THE West Midlands Historic Buildings Trust has been successful in gaining over 1 million pounds of Heritage Lottery Funding for the restoration of the Lye and Wollescote Cemetery Chapels building.
The building, with one chapel devoted to the Church of England and the other chapel to non-conformists, was designed by a young architect named Thomas Robinson, the son of a spade-maker, who was born in Wollaston in 1853. At the age of 14 he entered the office of Thomas Smith, a local architect and surveyor in Stourbridge, and while still in his early 20s, and after the untimely death of Thomas Smith, Robinson took over the work that Smith had already begun, which included additions to Enville Hall for the Earl of Stamford and Warrington, and St Mark's Church at Stambermill.
Later in his career he was chosen, by a competition, to be the architect of Stourbridge Town Hall, which was erected by public subscription to commemorate the Jubilee of Queen Victoria and opened in November 1887.
But nine years before that prestigious moment in his career, the Lye and Wollescote Cemetery Chapels, possibly one of his first commissions as a fully fledged architect, was opened. Work on this historic Grade II building, which has now been closed for over 20 years is due to commence in the spring of next year.

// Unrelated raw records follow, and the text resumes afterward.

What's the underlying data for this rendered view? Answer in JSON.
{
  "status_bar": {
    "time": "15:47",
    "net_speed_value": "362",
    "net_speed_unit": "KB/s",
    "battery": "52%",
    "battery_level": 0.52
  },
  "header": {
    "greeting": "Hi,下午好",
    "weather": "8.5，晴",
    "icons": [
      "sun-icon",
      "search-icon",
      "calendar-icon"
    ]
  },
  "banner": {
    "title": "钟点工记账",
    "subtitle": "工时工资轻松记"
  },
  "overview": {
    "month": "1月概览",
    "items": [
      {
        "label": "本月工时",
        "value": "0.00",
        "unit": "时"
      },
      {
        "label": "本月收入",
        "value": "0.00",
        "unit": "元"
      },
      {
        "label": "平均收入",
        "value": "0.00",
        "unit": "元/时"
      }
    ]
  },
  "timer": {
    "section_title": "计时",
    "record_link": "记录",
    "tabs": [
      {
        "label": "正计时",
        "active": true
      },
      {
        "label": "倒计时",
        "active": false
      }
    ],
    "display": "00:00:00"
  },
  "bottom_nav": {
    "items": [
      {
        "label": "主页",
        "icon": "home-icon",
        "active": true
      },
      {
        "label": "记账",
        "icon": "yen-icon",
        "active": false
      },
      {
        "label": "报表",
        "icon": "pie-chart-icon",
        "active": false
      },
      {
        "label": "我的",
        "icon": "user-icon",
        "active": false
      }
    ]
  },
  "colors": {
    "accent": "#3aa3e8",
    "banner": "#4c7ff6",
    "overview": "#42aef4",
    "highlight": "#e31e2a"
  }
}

This is wonderful news for the rescue of another important Black Country building that was designed and built in the Victorian era, and especially good news for two very passionate and hard working local historians, Jean Weston and Marlene Price, as Jean recently explained:
"A planned programme of activities will be taking place during the restoration year, highlighting the importance of the cemetery and chapels to the history of the area, among which will be the publication of an illustrated book commemorating the centenary of the start of the First World War.
"Marlene and I have set ourselves the task of compiling the book which will tell the stories of 29 Lye and Wollescote men who fought and died in the Great War and who are connected with the cemetery.
"15 of these soldiers are actually buried in the cemetery, in Commonwealth War Graves, and 14 who were killed in action and are buried or commemorated abroad but have their names appear on existing family graves.
"At this juncture I would like to ask for help from Bugle readers. Marlene and I are keen to hear from any relatives descended from the 29, or who had wider family connections with the men, and would be absolutely thrilled to publish photographs of as many of the 29 soldiers as possible."
The men in question are: Buried in Commonwealth War Graves at the cemetery, Privates Harry Deeley,Felix Dudley, Thomas Farley, Albert Farmer, William Foley, William Henry Gauden, Harry Gulliver, James Holden, Percy Jones, John Parkes, George L. Perkins, Edward Robins, Thomas Rutter, William H. Trevis and Thomas Willetts.
Killed in Action abroad, Privates Horace Allen, Albert Bartlett, David Batham, George Bromley, Albert Chance, James Cook, Sidney Foxall, Bert Gray, William Peate, Joseph Penn, Percy Roper, James Philip Round, Fred Southall, and Lieutenant E. Victor Turner.
To coincide with the publication of the centenary book an exhibition is planned, and if relatives have any memorabilia relating to the 29 soldiers, such as medals or death plaques, which could be used for the display, again Jean and Marlene would be delighted to hear from anyone who can help.
Please contact Jean on 01384 838934, or Marlene on 01384 895248.